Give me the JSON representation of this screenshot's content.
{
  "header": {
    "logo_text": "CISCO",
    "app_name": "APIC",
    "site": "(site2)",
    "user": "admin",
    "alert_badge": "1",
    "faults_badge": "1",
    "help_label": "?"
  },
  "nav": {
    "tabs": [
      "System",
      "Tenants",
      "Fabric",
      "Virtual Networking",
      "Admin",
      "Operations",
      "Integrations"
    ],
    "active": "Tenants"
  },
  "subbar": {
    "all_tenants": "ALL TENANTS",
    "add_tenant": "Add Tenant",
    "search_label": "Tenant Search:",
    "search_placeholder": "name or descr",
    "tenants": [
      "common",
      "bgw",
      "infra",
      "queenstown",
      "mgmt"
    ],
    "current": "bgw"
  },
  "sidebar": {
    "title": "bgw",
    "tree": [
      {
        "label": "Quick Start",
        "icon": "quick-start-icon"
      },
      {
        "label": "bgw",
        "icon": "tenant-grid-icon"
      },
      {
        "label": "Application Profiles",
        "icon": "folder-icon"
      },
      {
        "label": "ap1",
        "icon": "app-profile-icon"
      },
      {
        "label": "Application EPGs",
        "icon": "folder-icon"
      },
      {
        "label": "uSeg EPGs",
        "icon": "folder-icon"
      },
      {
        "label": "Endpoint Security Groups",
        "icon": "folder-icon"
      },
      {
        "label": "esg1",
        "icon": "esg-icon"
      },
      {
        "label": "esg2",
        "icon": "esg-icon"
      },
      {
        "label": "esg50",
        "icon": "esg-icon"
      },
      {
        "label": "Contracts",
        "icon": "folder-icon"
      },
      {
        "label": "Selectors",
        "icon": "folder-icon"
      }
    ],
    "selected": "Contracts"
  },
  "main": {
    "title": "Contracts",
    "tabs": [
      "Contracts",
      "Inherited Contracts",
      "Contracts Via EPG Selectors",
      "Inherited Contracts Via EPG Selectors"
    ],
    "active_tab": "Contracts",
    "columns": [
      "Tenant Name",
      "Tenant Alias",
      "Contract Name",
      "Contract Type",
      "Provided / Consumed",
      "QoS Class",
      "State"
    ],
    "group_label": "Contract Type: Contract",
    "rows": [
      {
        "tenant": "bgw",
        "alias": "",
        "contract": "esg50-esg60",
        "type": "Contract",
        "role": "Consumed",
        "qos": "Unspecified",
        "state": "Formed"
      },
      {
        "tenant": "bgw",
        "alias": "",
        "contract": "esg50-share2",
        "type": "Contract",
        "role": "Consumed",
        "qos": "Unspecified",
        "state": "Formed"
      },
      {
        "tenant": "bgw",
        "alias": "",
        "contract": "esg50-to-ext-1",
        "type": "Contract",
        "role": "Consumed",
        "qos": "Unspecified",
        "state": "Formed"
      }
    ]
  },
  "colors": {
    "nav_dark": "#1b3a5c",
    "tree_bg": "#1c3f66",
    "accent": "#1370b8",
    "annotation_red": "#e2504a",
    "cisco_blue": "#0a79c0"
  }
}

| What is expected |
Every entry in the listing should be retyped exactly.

| Result for this exercise |
Give me the JSON representation of this screenshot's content.
{
  "header": {
    "logo_text": "CISCO",
    "app_name": "APIC",
    "site": "(site2)",
    "user": "admin",
    "alert_badge": "1",
    "faults_badge": "1",
    "help_label": "?"
  },
  "nav": {
    "tabs": [
      "System",
      "Tenants",
      "Fabric",
      "Virtual Networking",
      "Admin",
      "Operations",
      "Integrations"
    ],
    "active": "Tenants"
  },
  "subbar": {
    "all_tenants": "ALL TENANTS",
    "add_tenant": "Add Tenant",
    "search_label": "Tenant Search:",
    "search_placeholder": "name or descr",
    "tenants": [
      "common",
      "bgw",
      "infra",
      "queenstown",
      "mgmt"
    ],
    "current": "bgw"
  },
  "sidebar": {
    "title": "bgw",
    "tree": [
      {
        "label": "Quick Start",
        "icon": "quick-start-icon"
      },
      {
        "label": "bgw",
        "icon": "tenant-grid-icon"
      },
      {
        "label": "Application Profiles",
        "icon": "folder-icon"
      },
      {
        "label": "ap1",
        "icon": "app-profile-icon"
      },
      {
        "label": "Application EPGs",
        "icon": "folder-icon"
      },
      {
        "label": "uSeg EPGs",
        "icon": "folder-icon"
      },
      {
        "label": "Endpoint Security Groups",
        "icon": "folder-icon"
      },
      {
        "label": "esg1",
        "icon": "esg-icon"
      },
      {
        "label": "esg2",
        "icon": "esg-icon"
      },
      {
        "label": "esg50",
        "icon": "esg-icon"
      },
      {
        "label": "Contracts",
        "icon": "folder-icon"
      },
      {
        "label": "Selectors",
        "icon": "folder-icon"
      }
    ],
    "selected": "Contracts"
  },
  "main": {
    "title": "Contracts",
    "tabs": [
      "Contracts",
      "Inherited Contracts",
      "Contracts Via EPG Selectors",
      "Inherited Contracts Via EPG Selectors"
    ],
    "active_tab": "Contracts",
    "columns": [
      "Tenant Name",
      "Tenant Alias",
      "Contract Name",
      "Contract Type",
      "Provided / Consumed",
      "QoS Class",
      "State"
    ],
    "group_label": "Contract Type: Contract",
    "rows": [
      {
        "tenant": "bgw",
        "alias": "",
        "contract": "esg50-esg60",
        "type": "Contract",
        "role": "Consumed",
        "qos": "Unspecified",
        "state": "Formed"
      },
      {
        "tenant": "bgw",
        "alias": "",
        "contract": "esg50-share2",
        "type": "Contract",
        "role": "Consumed",
        "qos": "Unspecified",
        "state": "Formed"
      },
      {
        "tenant": "bgw",
        "alias": "",
        "contract": "esg50-to-ext-1",
        "type": "Contract",
        "role": "Consumed",
        "qos": "Unspecified",
        "state": "Formed"
      }
    ]
  },
  "colors": {
    "nav_dark": "#1b3a5c",
    "tree_bg": "#1c3f66",
    "accent": "#1370b8",
    "annotation_red": "#e2504a",
    "cisco_blue": "#0a79c0"
  }
}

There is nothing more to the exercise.